In April first I paid a visit to Manhattan, New York and afterwards I
travelled through Connecticut, Rhode Island and Massachusetts.
Being an avid radio listener, my attention on the Highways was often
attracted by the signs mentioning frequencies like 530, 1610, 1650 or
1690 AM. These frequencies are used by Travellers’ Information Stations (TIS) or
Highway Advisory Radio stations. When you listen to these
frequencies you can hear traffic news and travel advice.
Most of these stations have low power (10 watts) and consequently a very short reception range.
Although their short range, some of these stations can be heard over a
large distance. On Cape Cod, Massachusetts I could clearly hear on my
WQBQ732/WQBE789 Logan Radio in Boston on 1650 kHz with airport
information, a distance of about 100 kilometres.
Possibly the reason of this “large” distance reception is that signals
travelled over the water between Boston and my location. Other stations
I heard were 530 kHz WNQN649 The Connecticut Department of
Transportation in East Hartford and on 1610 kHz WPQB669 The Rhode
Island Department of Transportation’s Highway Advisory System
Providence. Both stations had a tape running with traffic information.
Unfortunately, interference is moderate or strong in many hotels and
motels, so radio listening was not easy. However, in New York I was
able to listen to the most well known stations, like WFAN 660, WCBS
880, ESPN Radio 1050, WBBR 1130 and WQEW Radio Disney 1560. It was nice
to hear these stations with local strength.
On Cape Cod, Massachusetts, I visited Chatham, a well-known name for

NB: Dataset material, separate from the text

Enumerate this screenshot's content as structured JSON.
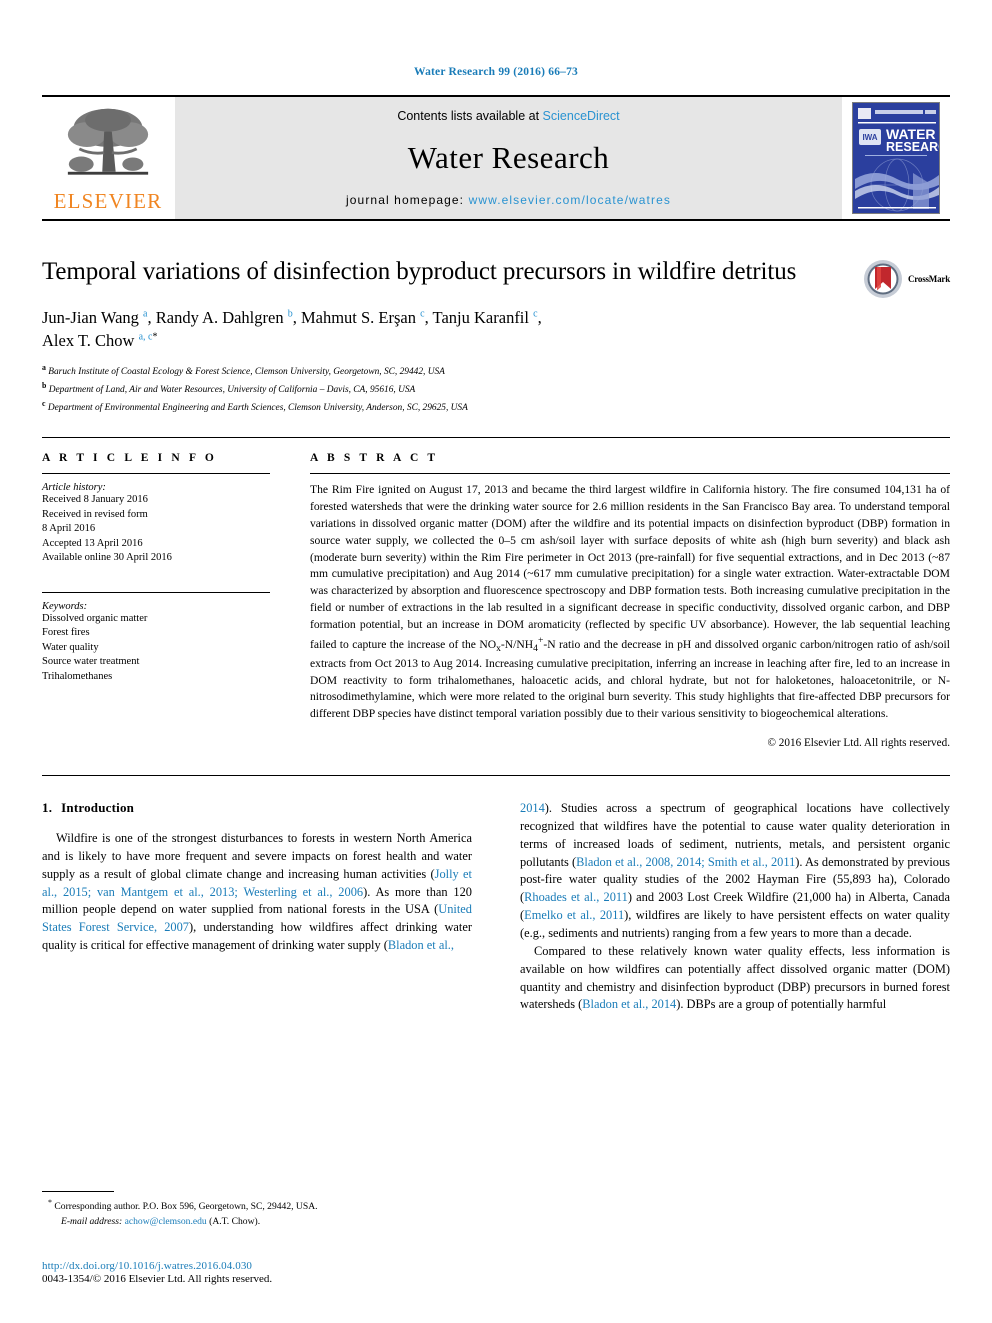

DX-ers because of the former maritime station Chatham Radio WCC. What
is left are only some parts of antennas and an empty building which
will probably be a radio-museum in the future.
To the north, near South Wellfleet, you will find Marconi Beach, the
site where the first transatlantic radio station was located.
Marconi Wireless Station was built between 1901 and 1902. Guglielmo
Marconi transmitted the first radio signal over the ocean to Europe on
the 18th of January 1903. He sent the greetings from president Theodore
Roosevelt to King Edward VII of England. At the location you will find
some memorabilia, like a stone which a text about this site and a
display of the antenna, used in those days.
100 years later the transatlantic transmission was remembered by The
Marconi Radio Club and the Marconi Cape Cod Memorial Radio Club. From
January 11th till 19, 2003, these clubs aired the
Event Amateur Radio station KM1CC from the former U.S. Coast Guard
Station in Eastham. On January 18th, 2003, the daughter of Marconi,
Marconi contacted the International Space Station to remember the
historical act of her father.
On Cape Cod I often passed Fire Department stations, which remembered
me of my F2 reception around 1990 when these Fire Department radio
signals were easily heard in The Netherlands, because of high sunspot activity.
On my way back to New York I passed the little town of Prospect in
Connecticut. In 1990 I received a nice QSL-letter from the Volunteer
Fire Department. They were very surprised that their radio signals had
made it to Europe. A local newspaper published a nice article because
of the long distance reception. I decided to visit the Fire Department,
met the mayor of Prospect who is the chief of the Fire Department. I
was very surprised to find my reception report in a frame between
photos of special events on the wall of the Fire Department. Even my
visit will be commemorated with a photo of me standing next to my
Unfortunately, next day it was time to return to the Netherlands. It was a nice trip, full of radio highlights!